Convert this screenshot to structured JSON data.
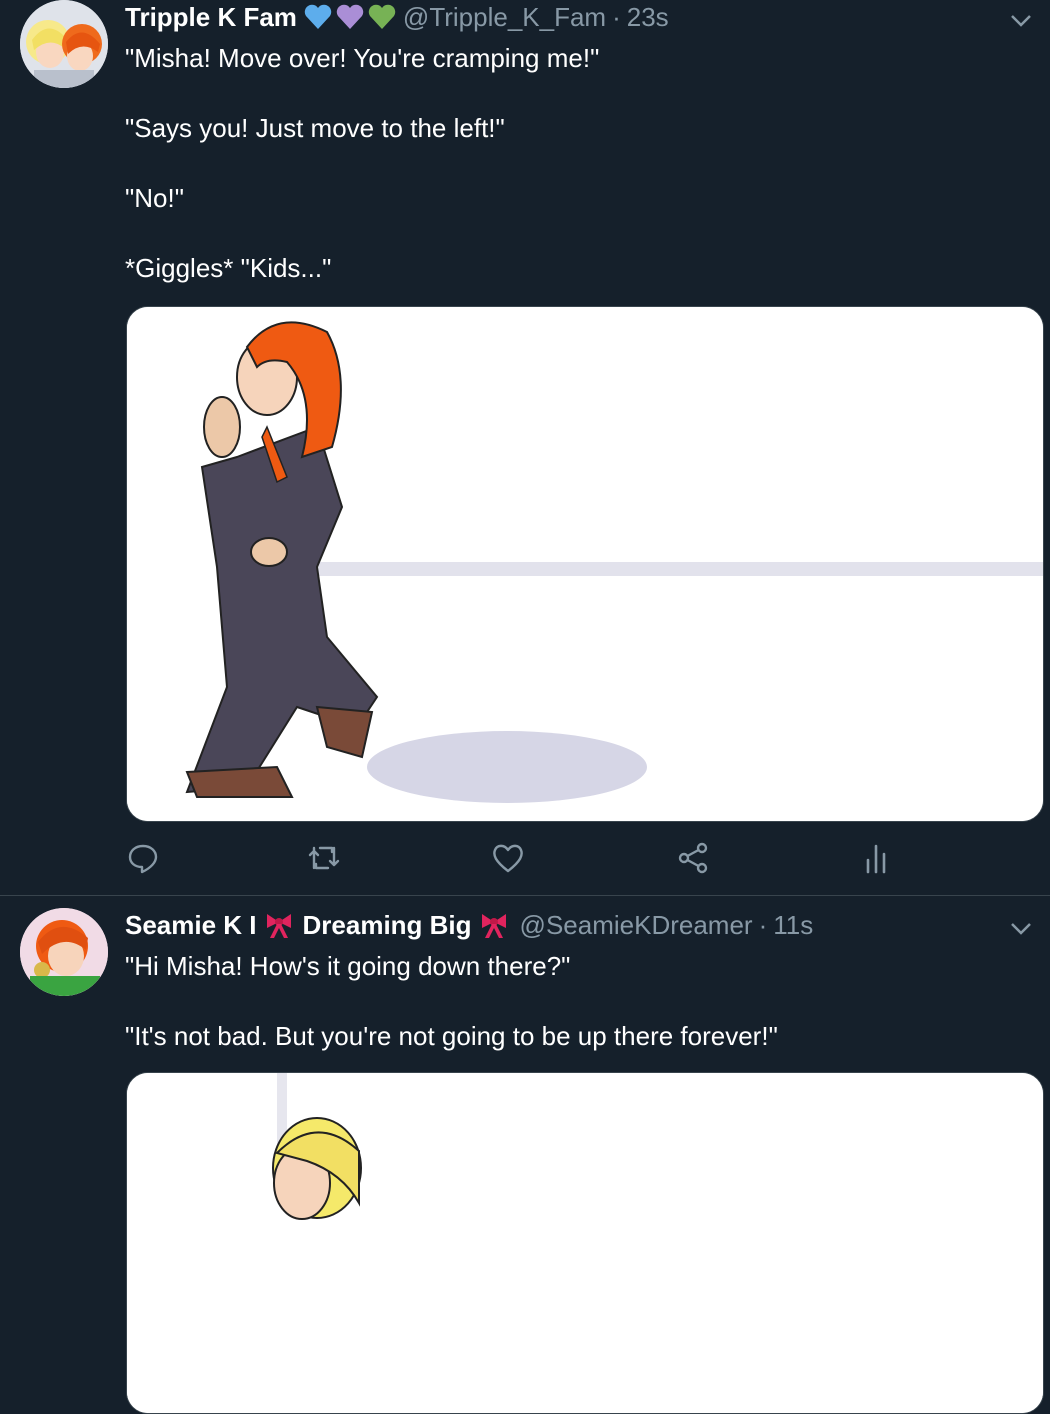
{
  "tweets": [
    {
      "author": "Tripple K Fam",
      "emoji": [
        "blue-heart",
        "purple-heart",
        "green-heart"
      ],
      "handle": "@Tripple_K_Fam",
      "separator": "·",
      "time": "23s",
      "text": [
        "\"Misha! Move over! You're cramping me!\"",
        "\"Says you! Just move to the left!\"",
        "\"No!\"",
        "*Giggles* \"Kids...\""
      ],
      "media_alt": "drawing of a red-haired character in a long coat"
    },
    {
      "author_part1": "Seamie K I",
      "author_part2": "Dreaming Big",
      "emoji": [
        "ribbon",
        "ribbon"
      ],
      "handle": "@SeamieKDreamer",
      "separator": "·",
      "time": "11s",
      "text": [
        "\"Hi Misha! How's it going down there?\"",
        "\"It's not bad. But you're not going to be up there forever!\""
      ]
    }
  ],
  "actions": [
    "reply-icon",
    "retweet-icon",
    "like-icon",
    "share-icon",
    "analytics-icon"
  ],
  "colors": {
    "background": "#15202b",
    "secondary_text": "#8899a6",
    "divider": "#38444d"
  }
}
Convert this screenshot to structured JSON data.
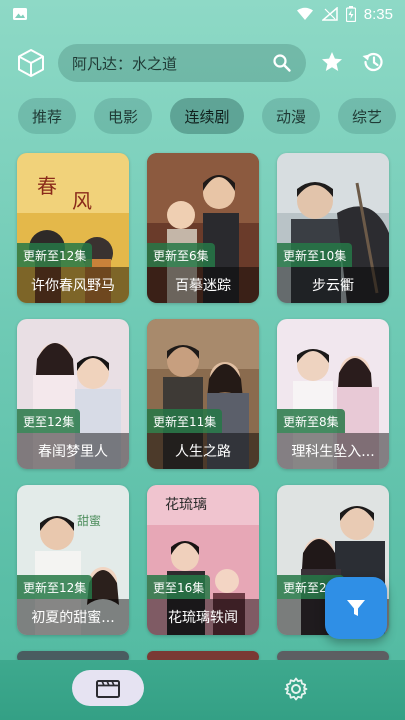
{
  "status_bar": {
    "time": "8:35"
  },
  "search": {
    "text": "阿凡达：水之道"
  },
  "categories": [
    "推荐",
    "电影",
    "连续剧",
    "动漫",
    "综艺"
  ],
  "selected_category": "连续剧",
  "cards": [
    {
      "title": "许你春风野马",
      "badge": "更新至12集"
    },
    {
      "title": "百摹迷踪",
      "badge": "更新至6集"
    },
    {
      "title": "步云衢",
      "badge": "更新至10集"
    },
    {
      "title": "春闺梦里人",
      "badge": "更至12集"
    },
    {
      "title": "人生之路",
      "badge": "更新至11集"
    },
    {
      "title": "理科生坠入...",
      "badge": "更新至8集"
    },
    {
      "title": "初夏的甜蜜...",
      "badge": "更新至12集"
    },
    {
      "title": "花琉璃轶闻",
      "badge": "更至16集"
    },
    {
      "title": "...",
      "badge": "更新至2..."
    }
  ],
  "icons": {
    "logo": "cube-icon",
    "search": "search-icon",
    "favorites": "star-icon",
    "history": "history-icon",
    "filter": "filter-icon",
    "nav_film": "film-icon",
    "nav_settings": "gear-icon"
  },
  "colors": {
    "background_top": "#8ed9c6",
    "background_bottom": "#4fb89f",
    "badge": "#267846",
    "fab": "#2f8fe6",
    "nav_active_pill": "#e6e3f2"
  }
}
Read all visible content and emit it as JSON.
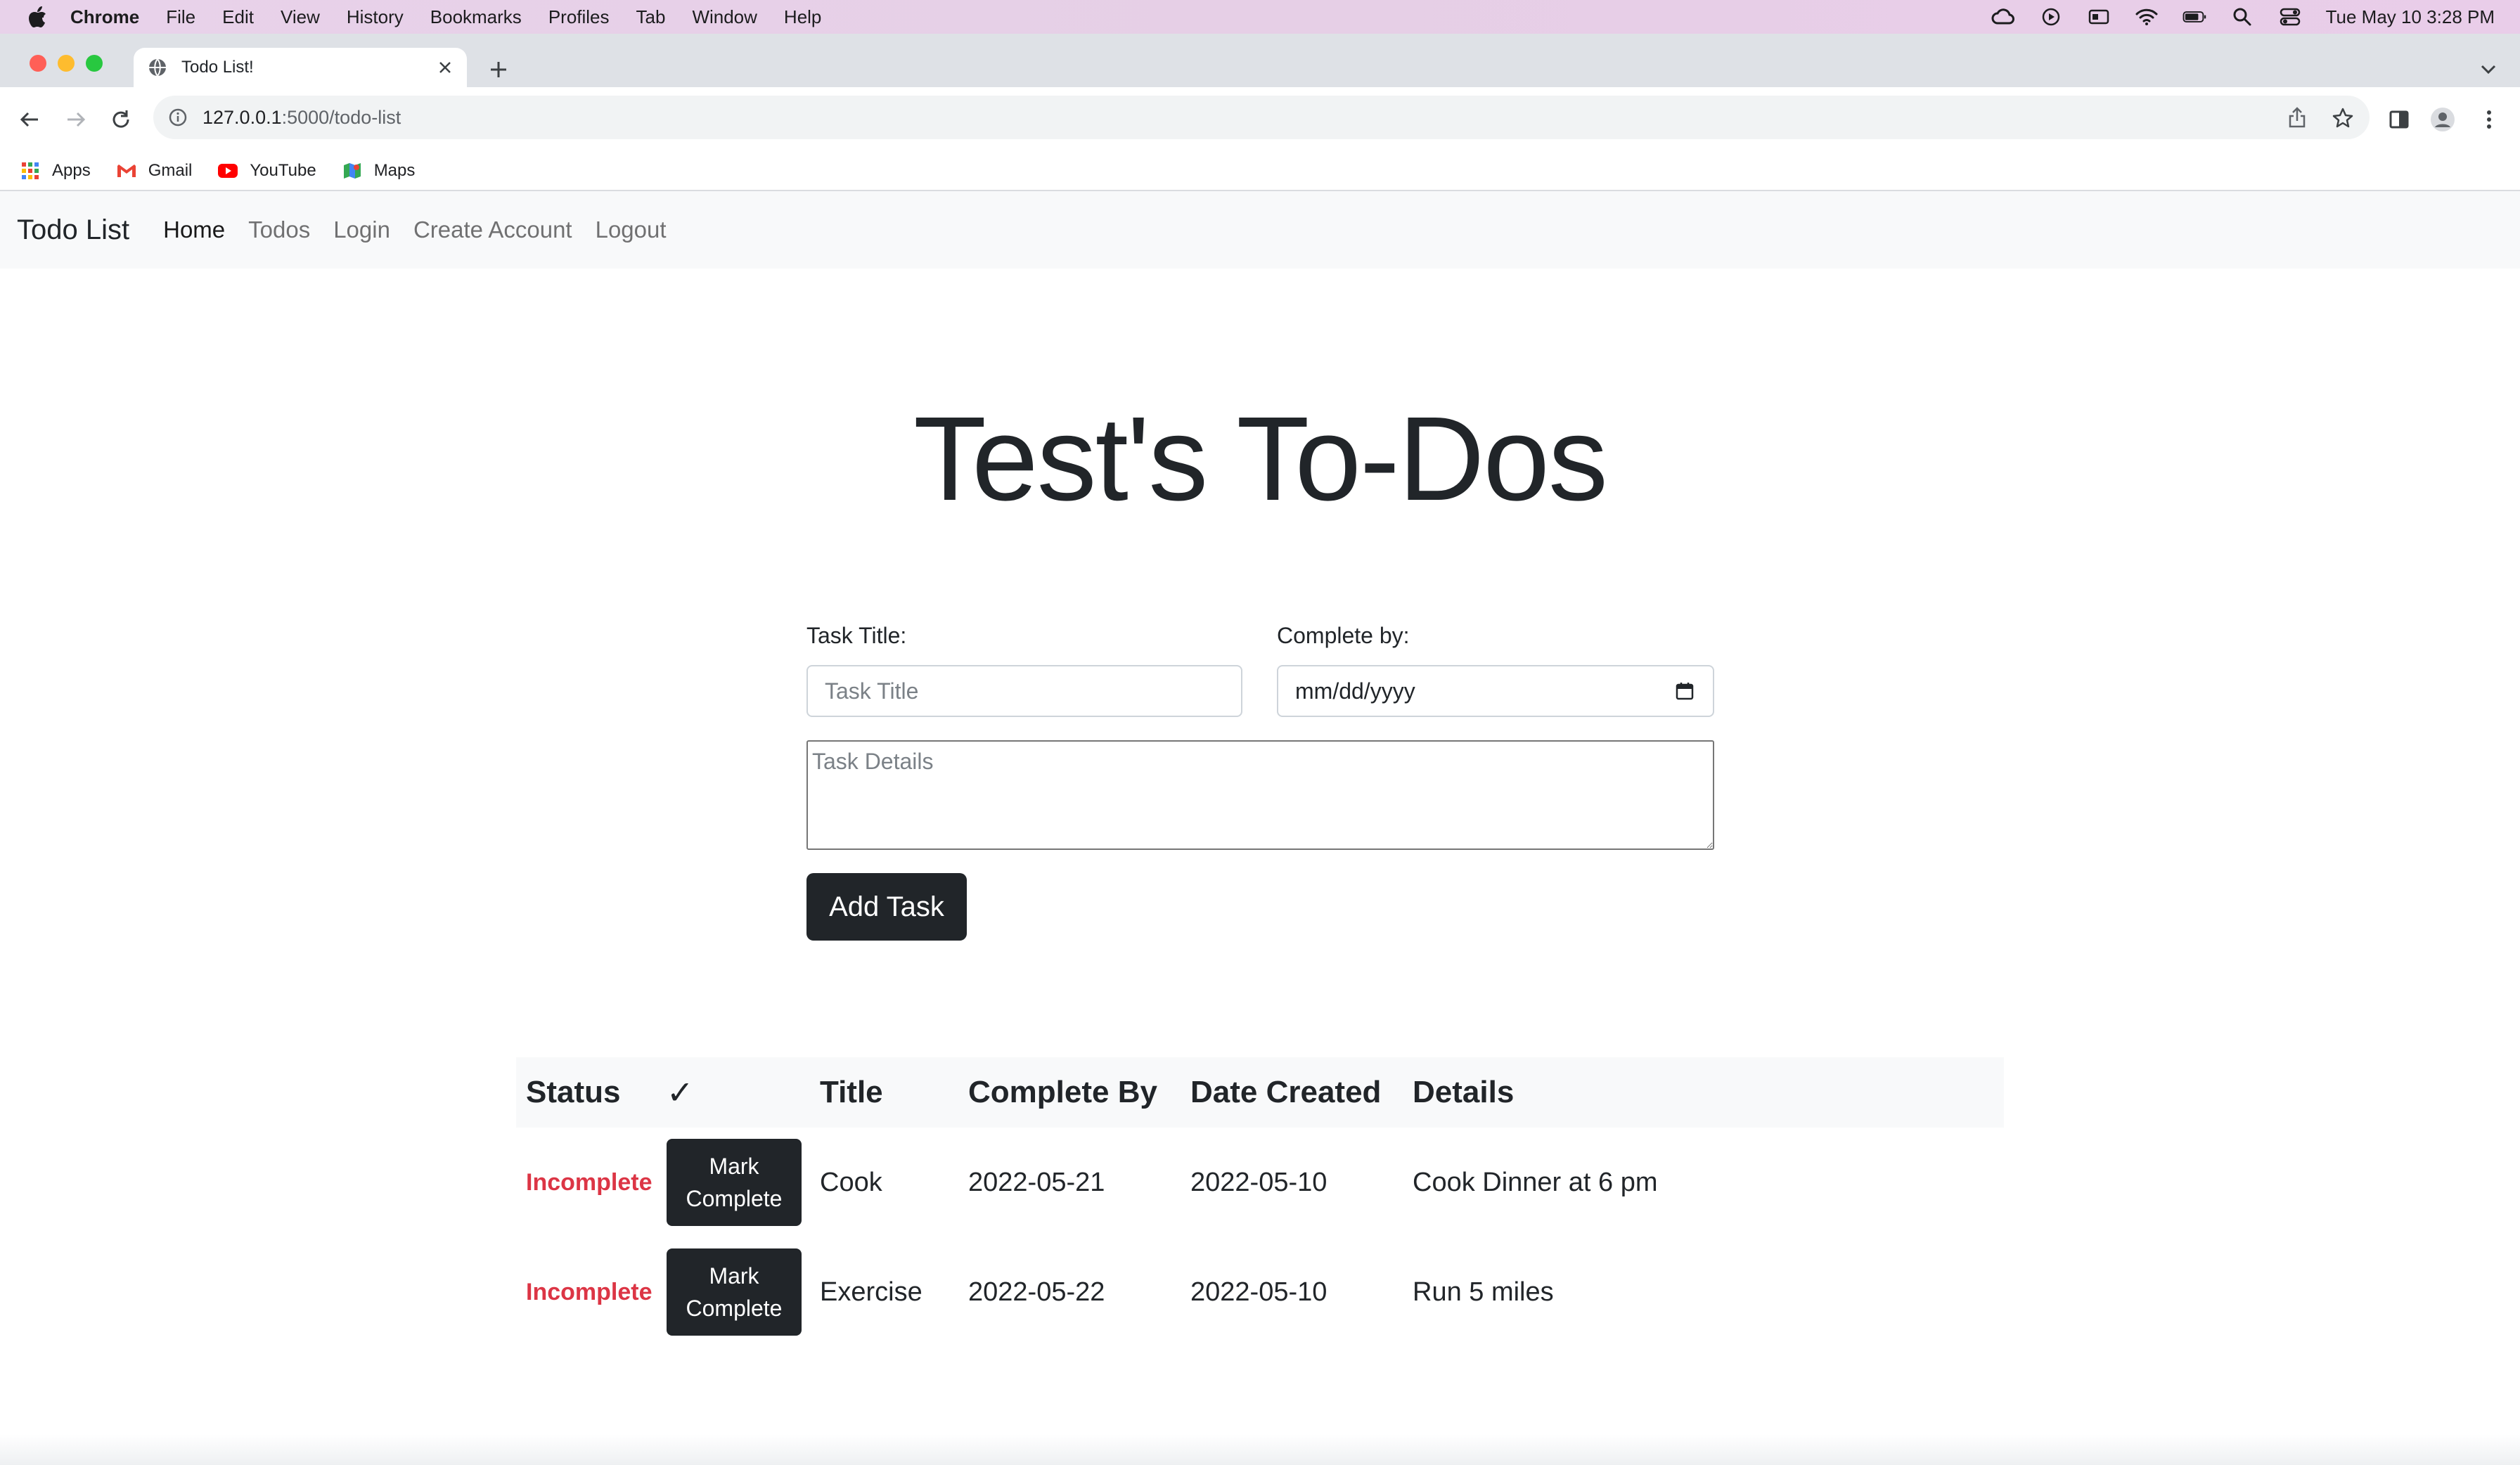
{
  "mac_menubar": {
    "app": "Chrome",
    "menus": [
      "File",
      "Edit",
      "View",
      "History",
      "Bookmarks",
      "Profiles",
      "Tab",
      "Window",
      "Help"
    ],
    "clock": "Tue May 10  3:28 PM"
  },
  "browser": {
    "tab_title": "Todo List!",
    "url_host": "127.0.0.1",
    "url_path": ":5000/todo-list",
    "bookmarks": [
      "Apps",
      "Gmail",
      "YouTube",
      "Maps"
    ]
  },
  "navbar": {
    "brand": "Todo List",
    "links": [
      "Home",
      "Todos",
      "Login",
      "Create Account",
      "Logout"
    ],
    "active": "Home"
  },
  "page": {
    "heading": "Test's To-Dos",
    "form": {
      "title_label": "Task Title:",
      "title_placeholder": "Task Title",
      "date_label": "Complete by:",
      "date_placeholder": "mm/dd/yyyy",
      "details_placeholder": "Task Details",
      "submit_label": "Add Task"
    },
    "table": {
      "headers": [
        "Status",
        "✓",
        "Title",
        "Complete By",
        "Date Created",
        "Details"
      ],
      "rows": [
        {
          "status": "Incomplete",
          "action": "Mark Complete",
          "title": "Cook",
          "complete_by": "2022-05-21",
          "date_created": "2022-05-10",
          "details": "Cook Dinner at 6 pm"
        },
        {
          "status": "Incomplete",
          "action": "Mark Complete",
          "title": "Exercise",
          "complete_by": "2022-05-22",
          "date_created": "2022-05-10",
          "details": "Run 5 miles"
        }
      ]
    }
  },
  "colors": {
    "incomplete": "#dc3545",
    "button_dark": "#212529",
    "navbar_bg": "#f8f9fa"
  }
}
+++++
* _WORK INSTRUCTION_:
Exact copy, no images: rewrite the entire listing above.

* _OUTPUT OF THE EXERCISE_:
Convert this screenshot to structured JSON data.
{
  "tweets": [
    {
      "author": "Tripple K Fam",
      "emoji": [
        "blue-heart",
        "purple-heart",
        "green-heart"
      ],
      "handle": "@Tripple_K_Fam",
      "separator": "·",
      "time": "23s",
      "text": [
        "\"Misha! Move over! You're cramping me!\"",
        "\"Says you! Just move to the left!\"",
        "\"No!\"",
        "*Giggles* \"Kids...\""
      ],
      "media_alt": "drawing of a red-haired character in a long coat"
    },
    {
      "author_part1": "Seamie K I",
      "author_part2": "Dreaming Big",
      "emoji": [
        "ribbon",
        "ribbon"
      ],
      "handle": "@SeamieKDreamer",
      "separator": "·",
      "time": "11s",
      "text": [
        "\"Hi Misha! How's it going down there?\"",
        "\"It's not bad. But you're not going to be up there forever!\""
      ]
    }
  ],
  "actions": [
    "reply-icon",
    "retweet-icon",
    "like-icon",
    "share-icon",
    "analytics-icon"
  ],
  "colors": {
    "background": "#15202b",
    "secondary_text": "#8899a6",
    "divider": "#38444d"
  }
}
Convert this screenshot to structured JSON data.
{
  "status_bar": {
    "time": "8:35"
  },
  "search": {
    "text": "阿凡达：水之道"
  },
  "categories": [
    "推荐",
    "电影",
    "连续剧",
    "动漫",
    "综艺"
  ],
  "selected_category": "连续剧",
  "cards": [
    {
      "title": "许你春风野马",
      "badge": "更新至12集"
    },
    {
      "title": "百摹迷踪",
      "badge": "更新至6集"
    },
    {
      "title": "步云衢",
      "badge": "更新至10集"
    },
    {
      "title": "春闺梦里人",
      "badge": "更至12集"
    },
    {
      "title": "人生之路",
      "badge": "更新至11集"
    },
    {
      "title": "理科生坠入...",
      "badge": "更新至8集"
    },
    {
      "title": "初夏的甜蜜...",
      "badge": "更新至12集"
    },
    {
      "title": "花琉璃轶闻",
      "badge": "更至16集"
    },
    {
      "title": "...",
      "badge": "更新至2..."
    }
  ],
  "icons": {
    "logo": "cube-icon",
    "search": "search-icon",
    "favorites": "star-icon",
    "history": "history-icon",
    "filter": "filter-icon",
    "nav_film": "film-icon",
    "nav_settings": "gear-icon"
  },
  "colors": {
    "background_top": "#8ed9c6",
    "background_bottom": "#4fb89f",
    "badge": "#267846",
    "fab": "#2f8fe6",
    "nav_active_pill": "#e6e3f2"
  }
}
Read all visible content and emit it as JSON.
{
  "mac_menubar": {
    "app": "Chrome",
    "menus": [
      "File",
      "Edit",
      "View",
      "History",
      "Bookmarks",
      "Profiles",
      "Tab",
      "Window",
      "Help"
    ],
    "clock": "Tue May 10  3:28 PM"
  },
  "browser": {
    "tab_title": "Todo List!",
    "url_host": "127.0.0.1",
    "url_path": ":5000/todo-list",
    "bookmarks": [
      "Apps",
      "Gmail",
      "YouTube",
      "Maps"
    ]
  },
  "navbar": {
    "brand": "Todo List",
    "links": [
      "Home",
      "Todos",
      "Login",
      "Create Account",
      "Logout"
    ],
    "active": "Home"
  },
  "page": {
    "heading": "Test's To-Dos",
    "form": {
      "title_label": "Task Title:",
      "title_placeholder": "Task Title",
      "date_label": "Complete by:",
      "date_placeholder": "mm/dd/yyyy",
      "details_placeholder": "Task Details",
      "submit_label": "Add Task"
    },
    "table": {
      "headers": [
        "Status",
        "✓",
        "Title",
        "Complete By",
        "Date Created",
        "Details"
      ],
      "rows": [
        {
          "status": "Incomplete",
          "action": "Mark Complete",
          "title": "Cook",
          "complete_by": "2022-05-21",
          "date_created": "2022-05-10",
          "details": "Cook Dinner at 6 pm"
        },
        {
          "status": "Incomplete",
          "action": "Mark Complete",
          "title": "Exercise",
          "complete_by": "2022-05-22",
          "date_created": "2022-05-10",
          "details": "Run 5 miles"
        }
      ]
    }
  },
  "colors": {
    "incomplete": "#dc3545",
    "button_dark": "#212529",
    "navbar_bg": "#f8f9fa"
  }
}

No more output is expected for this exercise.